have already said, her copyright did not cover [**13]  everything that might be
drawn from her play; its content went to some extent into the public domain.
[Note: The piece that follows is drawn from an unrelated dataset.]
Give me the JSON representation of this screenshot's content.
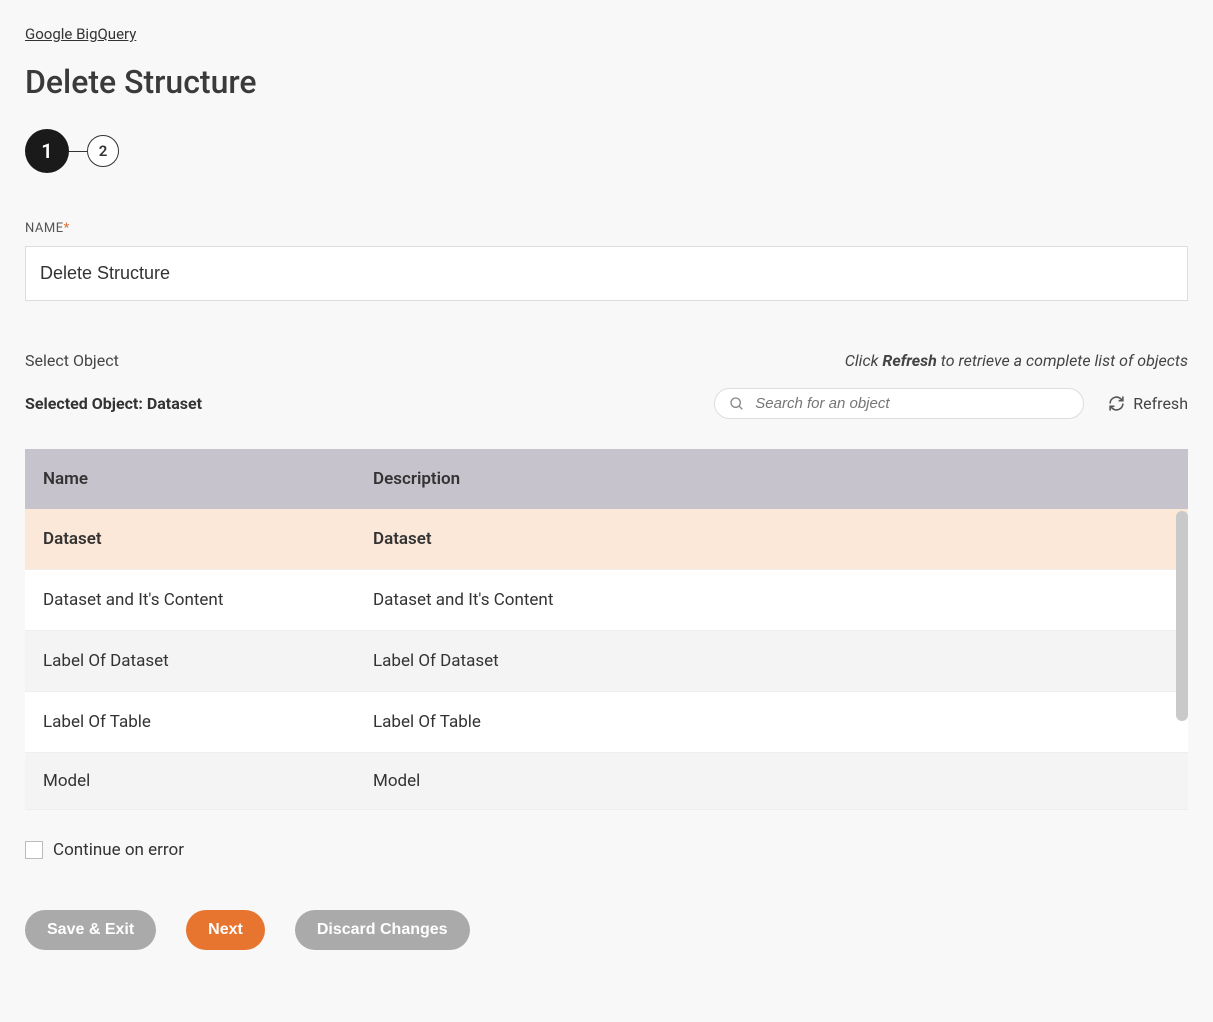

We
have to decide how much, and while we are as aware as any one that the line,
whereever it is drawn, will seem arbitrary, that is no excuse for not drawing
it; it is a question such as courts must answer in nearly all cases.  Whatever
may be the difficulties a priori, we have no question on which side of the line
this case falls.  A comedy based upon conflicts between Irish and Jews, into
which the marriage of their children enters, is no more susceptible of copyright
than the outline of Romeo and Juliet.

   The plaintiff has prepared an elaborate analysis of the two plays, showing a
"quadrangle" of the common characters, in which each is represented by the
emotions which he discovers.  She presents the resulting parallelism as proof of
infringement, but the adjectives employed are so general as to be quite useless.
Take for example the attribute of "love" ascribed to both Jews.  The plaintiff
has depicted her father as deeply attached  [*123]  to his son, who is his hope
and joy; not so, the defendant, whose father's conduct is throughout not
actuated by any affection for his [**14]  daughter, and who is merely once
overcome for the moment by her distress when he has violently dismissed her
lover. "Anger" covers emotions aroused by quite different occasions in each
case; so do "anxiety," "despondency" and "disgust." It is unnecessary to go
through the catalogue for emotions are too much colored by their causes to be a
test when used so broadly.  This is not the proper approach to a solution; it
must be more ingenuous, more like that of a spectator, who would rely upon the
complex of his impressions of each character.

   We cannot approve the length of the record, which was due chiefly to the use
of expert witnesses.  Argument is argument whether in the box or at the bar, and
its proper place is the last.  The testimony of an expert upon such issues,
especially his cross-examination, greatly extends the trial and contributes
nothing which cannot be better heard after the evidence is all submitted.  It
ought not to be allowed at all; and while its admission is not a ground for
reversal, it cumbers the case and tends to confusion, for the more the court is
led into the intricacies of dramatic craftsmanship, the less likely it is to
stand upon the firmer, if more naive,  [**15]  ground of its considered
impressions upon its own perusal.  We hope that in this class of cases such
evidence may in the future be entirely excluded, and the case confined to the
actual issues; that is, whether the copyrighted work was original, and whether
the defendant copied it, so far as the supposed infringement is identical.

   The defendant, "the prevailing party," was entitled to a reasonable attorney
's fee (section 40 of the Copyright Act [17 USCA § 40]).

   Decree affirmed.